** Dataset excerpts follows **

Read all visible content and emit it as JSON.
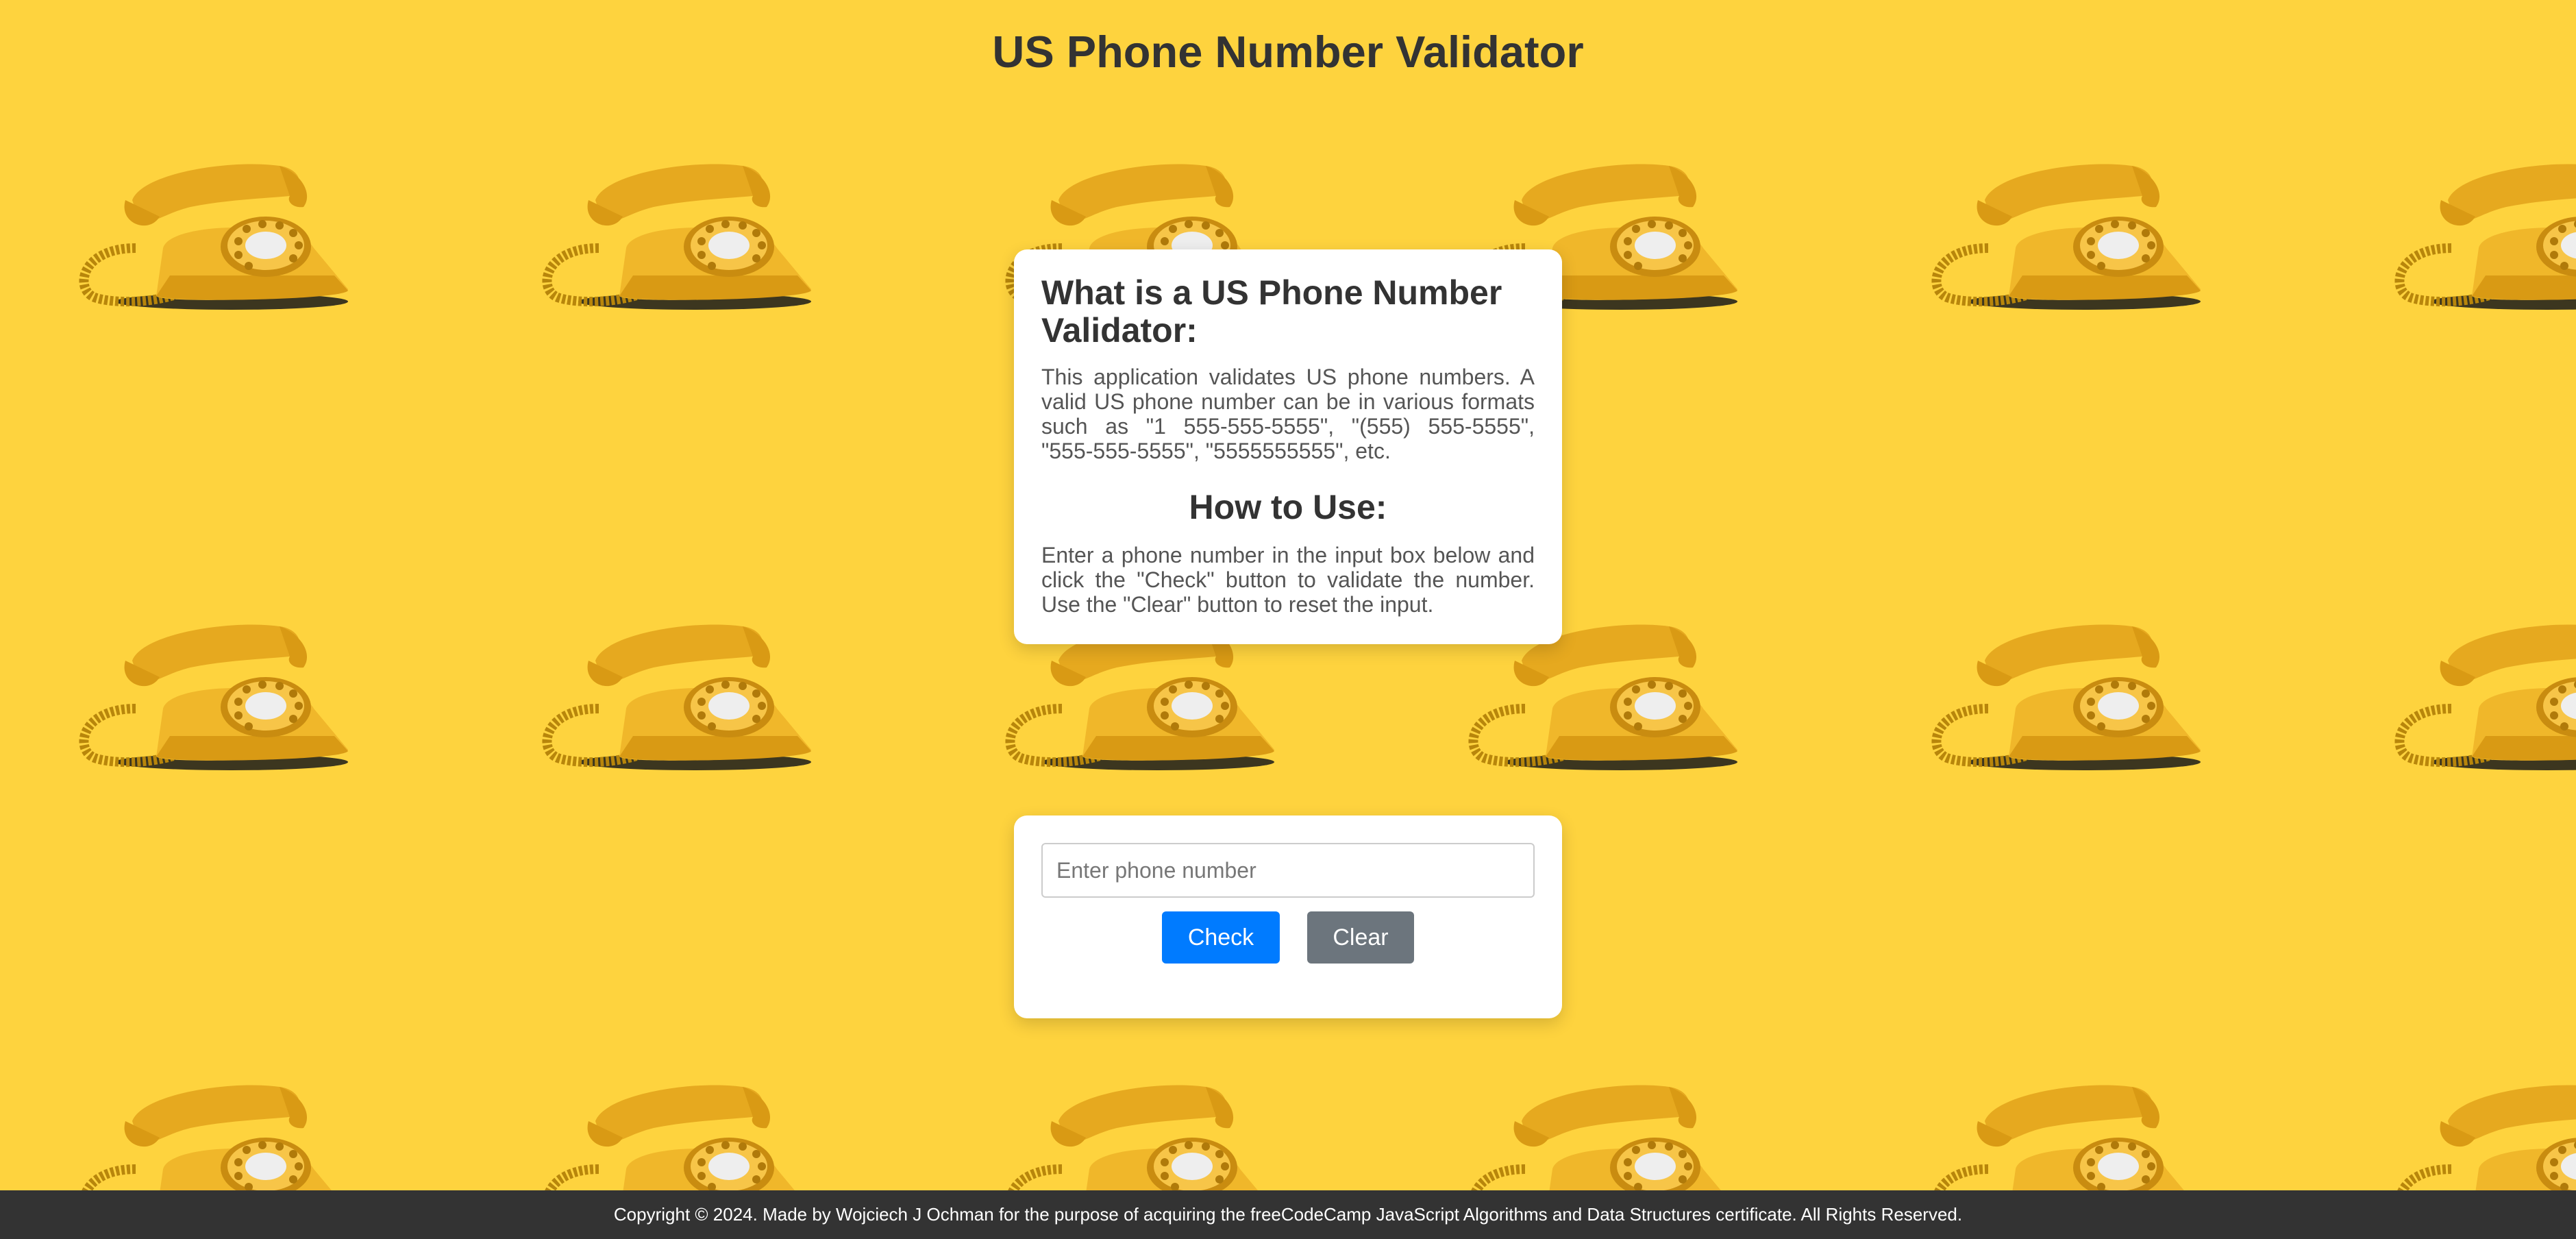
{
  "page": {
    "title": "US Phone Number Validator",
    "background_color": "#fed33e",
    "background_pattern_icon": "rotary-telephone-icon"
  },
  "info": {
    "heading": "What is a US Phone Number Validator:",
    "description": "This application validates US phone numbers. A valid US phone number can be in various formats such as \"1 555-555-5555\", \"(555) 555-5555\", \"555-555-5555\", \"5555555555\", etc.",
    "howto_heading": "How to Use:",
    "howto_text": "Enter a phone number in the input box below and click the \"Check\" button to validate the number. Use the \"Clear\" button to reset the input."
  },
  "form": {
    "input_placeholder": "Enter phone number",
    "input_value": "",
    "check_label": "Check",
    "clear_label": "Clear",
    "check_color": "#007bff",
    "clear_color": "#6c757d"
  },
  "footer": {
    "text": "Copyright © 2024. Made by Wojciech J Ochman for the purpose of acquiring the freeCodeCamp JavaScript Algorithms and Data Structures certificate. All Rights Reserved."
  }
}
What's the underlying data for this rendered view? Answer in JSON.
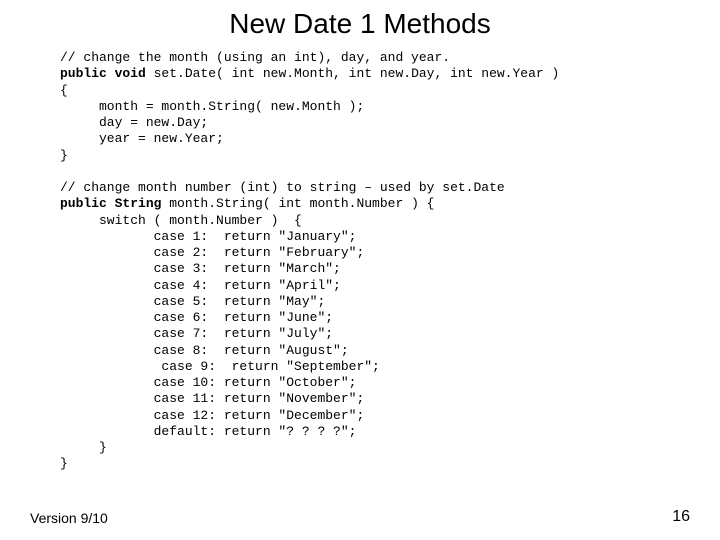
{
  "title": "New Date 1 Methods",
  "code": {
    "line1": "// change the month (using an int), day, and year.",
    "line2a": "public void",
    "line2b": " set.Date( int new.Month, int new.Day, int new.Year )",
    "line3": "{",
    "line4": "     month = month.String( new.Month );",
    "line5": "     day = new.Day;",
    "line6": "     year = new.Year;",
    "line7": "}",
    "blank1": " ",
    "line8": "// change month number (int) to string – used by set.Date",
    "line9a": "public String",
    "line9b": " month.String( int month.Number ) {",
    "line10": "     switch ( month.Number )  {",
    "line11": "            case 1:  return \"January\";",
    "line12": "            case 2:  return \"February\";",
    "line13": "            case 3:  return \"March\";",
    "line14": "            case 4:  return \"April\";",
    "line15": "            case 5:  return \"May\";",
    "line16": "            case 6:  return \"June\";",
    "line17": "            case 7:  return \"July\";",
    "line18": "            case 8:  return \"August\";",
    "line19": "             case 9:  return \"September\";",
    "line20": "            case 10: return \"October\";",
    "line21": "            case 11: return \"November\";",
    "line22": "            case 12: return \"December\";",
    "line23": "            default: return \"? ? ? ?\";",
    "line24": "     }",
    "line25": "}"
  },
  "footer": {
    "version": "Version 9/10",
    "page": "16"
  }
}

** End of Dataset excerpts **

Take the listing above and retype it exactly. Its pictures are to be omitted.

Read all visible content and emit it as JSON.
{
  "page": {
    "title": "US Phone Number Validator",
    "background_color": "#fed33e",
    "background_pattern_icon": "rotary-telephone-icon"
  },
  "info": {
    "heading": "What is a US Phone Number Validator:",
    "description": "This application validates US phone numbers. A valid US phone number can be in various formats such as \"1 555-555-5555\", \"(555) 555-5555\", \"555-555-5555\", \"5555555555\", etc.",
    "howto_heading": "How to Use:",
    "howto_text": "Enter a phone number in the input box below and click the \"Check\" button to validate the number. Use the \"Clear\" button to reset the input."
  },
  "form": {
    "input_placeholder": "Enter phone number",
    "input_value": "",
    "check_label": "Check",
    "clear_label": "Clear",
    "check_color": "#007bff",
    "clear_color": "#6c757d"
  },
  "footer": {
    "text": "Copyright © 2024. Made by Wojciech J Ochman for the purpose of acquiring the freeCodeCamp JavaScript Algorithms and Data Structures certificate. All Rights Reserved."
  }
}
What's the underlying data for this rendered view? Answer in JSON.
{
  "title": "New Date 1 Methods",
  "code": {
    "line1": "// change the month (using an int), day, and year.",
    "line2a": "public void",
    "line2b": " set.Date( int new.Month, int new.Day, int new.Year )",
    "line3": "{",
    "line4": "     month = month.String( new.Month );",
    "line5": "     day = new.Day;",
    "line6": "     year = new.Year;",
    "line7": "}",
    "blank1": " ",
    "line8": "// change month number (int) to string – used by set.Date",
    "line9a": "public String",
    "line9b": " month.String( int month.Number ) {",
    "line10": "     switch ( month.Number )  {",
    "line11": "            case 1:  return \"January\";",
    "line12": "            case 2:  return \"February\";",
    "line13": "            case 3:  return \"March\";",
    "line14": "            case 4:  return \"April\";",
    "line15": "            case 5:  return \"May\";",
    "line16": "            case 6:  return \"June\";",
    "line17": "            case 7:  return \"July\";",
    "line18": "            case 8:  return \"August\";",
    "line19": "             case 9:  return \"September\";",
    "line20": "            case 10: return \"October\";",
    "line21": "            case 11: return \"November\";",
    "line22": "            case 12: return \"December\";",
    "line23": "            default: return \"? ? ? ?\";",
    "line24": "     }",
    "line25": "}"
  },
  "footer": {
    "version": "Version 9/10",
    "page": "16"
  }
}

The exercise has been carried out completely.